*** Input data ***
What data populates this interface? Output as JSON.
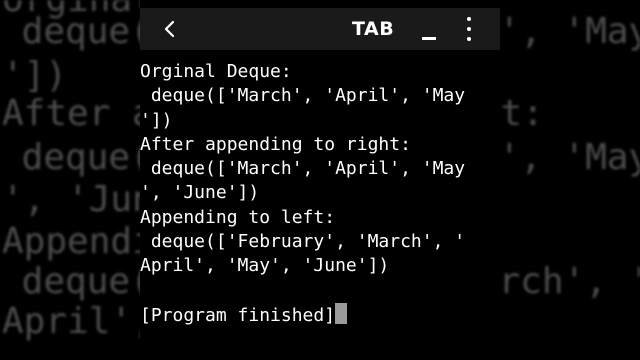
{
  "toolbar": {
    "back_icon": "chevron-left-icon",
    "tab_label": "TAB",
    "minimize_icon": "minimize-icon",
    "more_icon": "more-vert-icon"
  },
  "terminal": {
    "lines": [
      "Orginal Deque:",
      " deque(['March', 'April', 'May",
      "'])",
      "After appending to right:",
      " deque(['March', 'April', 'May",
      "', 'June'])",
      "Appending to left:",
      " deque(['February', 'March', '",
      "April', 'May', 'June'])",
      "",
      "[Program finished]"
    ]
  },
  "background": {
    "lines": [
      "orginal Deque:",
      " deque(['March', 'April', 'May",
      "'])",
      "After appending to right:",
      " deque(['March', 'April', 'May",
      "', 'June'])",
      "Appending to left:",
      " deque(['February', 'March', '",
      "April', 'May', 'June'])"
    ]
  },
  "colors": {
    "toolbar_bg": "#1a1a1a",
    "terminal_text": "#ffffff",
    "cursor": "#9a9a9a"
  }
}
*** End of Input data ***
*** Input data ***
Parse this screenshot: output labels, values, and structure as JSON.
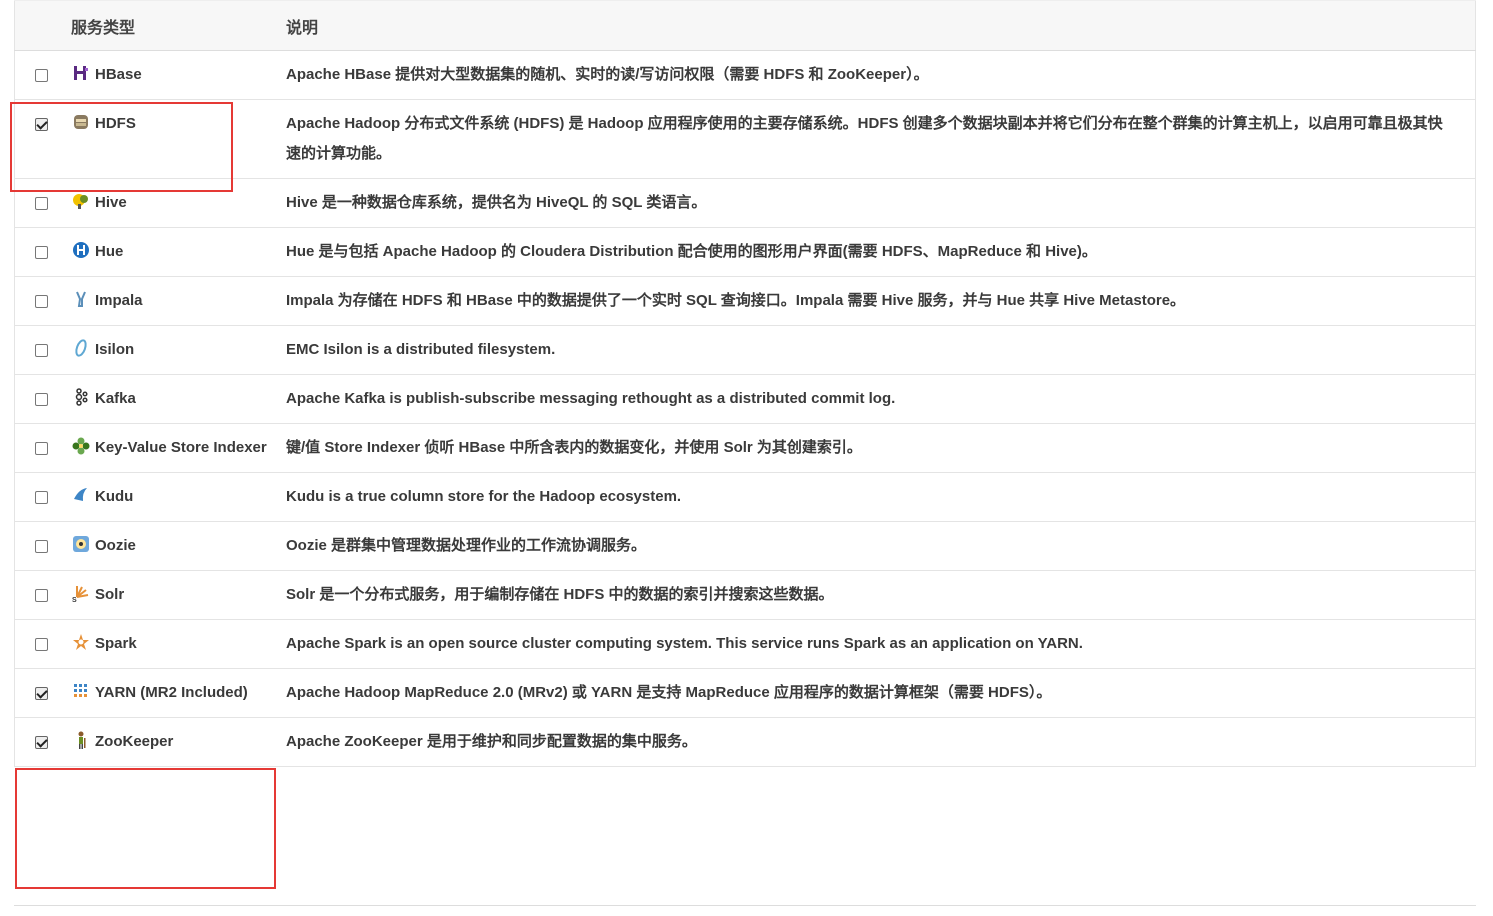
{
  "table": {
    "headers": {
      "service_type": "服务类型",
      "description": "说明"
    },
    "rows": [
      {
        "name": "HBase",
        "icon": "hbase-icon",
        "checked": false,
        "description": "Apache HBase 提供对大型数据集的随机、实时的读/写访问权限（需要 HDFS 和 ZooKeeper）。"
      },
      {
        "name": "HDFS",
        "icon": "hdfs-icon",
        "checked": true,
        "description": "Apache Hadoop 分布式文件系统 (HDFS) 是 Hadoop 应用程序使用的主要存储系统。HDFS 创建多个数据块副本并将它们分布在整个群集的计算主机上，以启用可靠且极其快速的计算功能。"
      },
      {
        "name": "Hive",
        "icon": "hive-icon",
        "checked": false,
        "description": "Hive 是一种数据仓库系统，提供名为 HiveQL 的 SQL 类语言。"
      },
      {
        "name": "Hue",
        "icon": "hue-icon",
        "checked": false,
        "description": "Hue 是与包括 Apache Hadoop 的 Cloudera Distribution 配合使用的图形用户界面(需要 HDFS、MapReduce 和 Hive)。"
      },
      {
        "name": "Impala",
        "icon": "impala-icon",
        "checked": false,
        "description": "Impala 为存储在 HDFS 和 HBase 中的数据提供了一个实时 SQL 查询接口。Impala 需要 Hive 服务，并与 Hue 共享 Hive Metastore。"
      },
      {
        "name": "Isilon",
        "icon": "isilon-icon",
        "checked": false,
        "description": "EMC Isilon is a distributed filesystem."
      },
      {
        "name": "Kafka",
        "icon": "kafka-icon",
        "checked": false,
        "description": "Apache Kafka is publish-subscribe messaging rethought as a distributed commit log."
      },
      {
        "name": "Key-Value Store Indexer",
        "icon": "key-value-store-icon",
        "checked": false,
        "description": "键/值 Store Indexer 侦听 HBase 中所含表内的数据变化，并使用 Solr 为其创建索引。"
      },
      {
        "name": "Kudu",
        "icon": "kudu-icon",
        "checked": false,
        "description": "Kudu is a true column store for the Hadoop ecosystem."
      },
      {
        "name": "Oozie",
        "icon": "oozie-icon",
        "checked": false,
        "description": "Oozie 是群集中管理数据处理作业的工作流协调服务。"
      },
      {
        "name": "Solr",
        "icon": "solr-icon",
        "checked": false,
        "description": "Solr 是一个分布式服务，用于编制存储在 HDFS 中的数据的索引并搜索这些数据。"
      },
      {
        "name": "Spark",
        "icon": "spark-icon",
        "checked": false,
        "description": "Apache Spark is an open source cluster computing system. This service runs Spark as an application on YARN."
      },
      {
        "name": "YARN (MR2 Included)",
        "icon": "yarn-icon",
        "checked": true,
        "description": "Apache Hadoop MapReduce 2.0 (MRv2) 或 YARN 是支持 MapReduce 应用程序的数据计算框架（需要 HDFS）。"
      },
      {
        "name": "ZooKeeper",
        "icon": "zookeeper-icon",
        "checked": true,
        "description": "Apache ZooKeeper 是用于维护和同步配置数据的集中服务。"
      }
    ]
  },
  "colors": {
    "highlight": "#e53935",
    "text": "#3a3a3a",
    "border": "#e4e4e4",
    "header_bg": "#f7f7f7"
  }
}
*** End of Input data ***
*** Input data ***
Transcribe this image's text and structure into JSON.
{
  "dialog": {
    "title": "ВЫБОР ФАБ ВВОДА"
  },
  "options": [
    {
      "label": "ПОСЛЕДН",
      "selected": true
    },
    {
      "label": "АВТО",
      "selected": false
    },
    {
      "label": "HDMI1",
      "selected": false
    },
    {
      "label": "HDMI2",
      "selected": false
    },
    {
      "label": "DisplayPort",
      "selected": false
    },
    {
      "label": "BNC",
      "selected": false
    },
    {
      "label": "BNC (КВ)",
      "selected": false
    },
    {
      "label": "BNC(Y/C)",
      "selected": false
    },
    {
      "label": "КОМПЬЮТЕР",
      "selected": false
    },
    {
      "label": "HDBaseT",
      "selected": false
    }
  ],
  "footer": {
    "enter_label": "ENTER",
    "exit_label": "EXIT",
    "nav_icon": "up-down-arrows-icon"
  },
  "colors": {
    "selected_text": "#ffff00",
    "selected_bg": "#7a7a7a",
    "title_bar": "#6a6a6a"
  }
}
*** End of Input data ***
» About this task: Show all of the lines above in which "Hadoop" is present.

» Written response:
        "description": "Apache Hadoop 分布式文件系统 (HDFS) 是 Hadoop 应用程序使用的主要存储系统。HDFS 创建多个数据块副本并将它们分布在整个群集的计算主机上，以启用可靠且极其快速的计算功能。"
        "description": "Hue 是与包括 Apache Hadoop 的 Cloudera Distribution 配合使用的图形用户界面(需要 HDFS、MapReduce 和 Hive)。"
        "description": "Kudu is a true column store for the Hadoop ecosystem."
        "description": "Apache Hadoop MapReduce 2.0 (MRv2) 或 YARN 是支持 MapReduce 应用程序的数据计算框架（需要 HDFS）。"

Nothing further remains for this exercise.